Mom's ankles had been swollen something horrible from sitting too long in a chair and not being allowed to exercise.  Moving.  Walking.  In my opinion, it's the best remedy for edema.  I've been vigilant to walk with her in order to help give her the best end of life possible.  I am exhausted.

I worry about my mom more while she's in the nursing home than when she was home with me.  I am losing  sleep again, becoming an insomniac as I lay awake at night wondering if mom is being treated with dignity and not being abused.  I worry about all of my little friends in the home.

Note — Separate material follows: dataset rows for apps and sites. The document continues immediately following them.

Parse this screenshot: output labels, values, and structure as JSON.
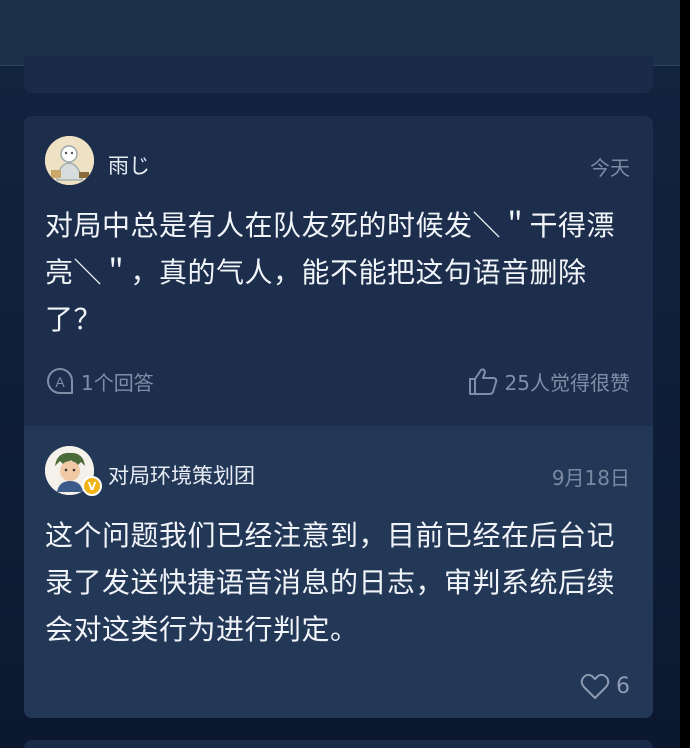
{
  "question": {
    "author": "雨じ",
    "date": "今天",
    "text": "对局中总是有人在队友死的时候发＼＂干得漂亮＼＂，真的气人，能不能把这句语音删除了？",
    "answers_count": "1个回答",
    "agree_count": "25人觉得很赞"
  },
  "answer": {
    "author": "对局环境策划团",
    "date": "9月18日",
    "text": "这个问题我们已经注意到，目前已经在后台记录了发送快捷语音消息的日志，审判系统后续会对这类行为进行判定。",
    "likes": "6",
    "verified_badge": "V"
  },
  "colors": {
    "background": "#0f1e37",
    "card": "#1c2e4b",
    "answer_panel": "#233756",
    "muted_text": "#7f8ea6",
    "badge": "#f2b315"
  },
  "icons": {
    "answers": "answer-a-icon",
    "agree": "thumbs-up-icon",
    "like": "heart-icon"
  }
}
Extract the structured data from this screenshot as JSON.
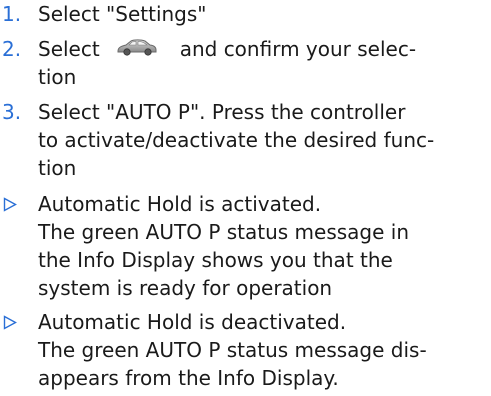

I am nearly ready to bring my mom back home with me until the bed opens in a home where her Primary Care Physician would be her doctor.  I am not happy.  I should NOT feel that I need to be at the nursing home every day, twice a day.  My confidence has been shot because of incidents that I've witnessed.

What have I done?!  How could I have put my mom in danger?

People are dumped in nursing homes; no one really seems to care.   Left to be looked after by people who appear robotic with little time to do anything extra like walk with my mom.

Residents with few or no visitors, seem depressed as they cry out the names of those that had abandoned them when they were needed the most.  The screaming is ignored as nurses and aides have become desensitized to the crying residents.

It break my heart to witness the sadness.  Sadness that could be avoided if their families took even an hour out of their lives once a week to stop in and visit with a cup of coffee or a big hug.  How busy can people be that they can't give a little time every week to someone who loves them and misses seeing their face?  I need to understand so that I can answer questions when asked.  Today, I don't know what to say.

Monday, my mom was doing terrific; she slept through the previous night.  Sleep always puts her in a good place.

She walked in to Dr. Barton's office for acupuncture; a session she has every week to help her have better days.  Mom walked a lot yesterday.  She even pushed the cart at Whole Foods while we shopped for a few items.  It was like the sweet days before she was admitted to the nursing home over 2 months ago.

Eyes welling with tears of joy, I pulled out my camera and captured the memory.  Mom's not dead.  She's doing better than she had been.  Visits, hugs, smiles, laughter and time have made a difference to create happier days.  It's not hard to put a smile on a residents face, all you need to do is give the gift of time.


video
Mom shopping, pushing the cart and walking... Acupuncture works!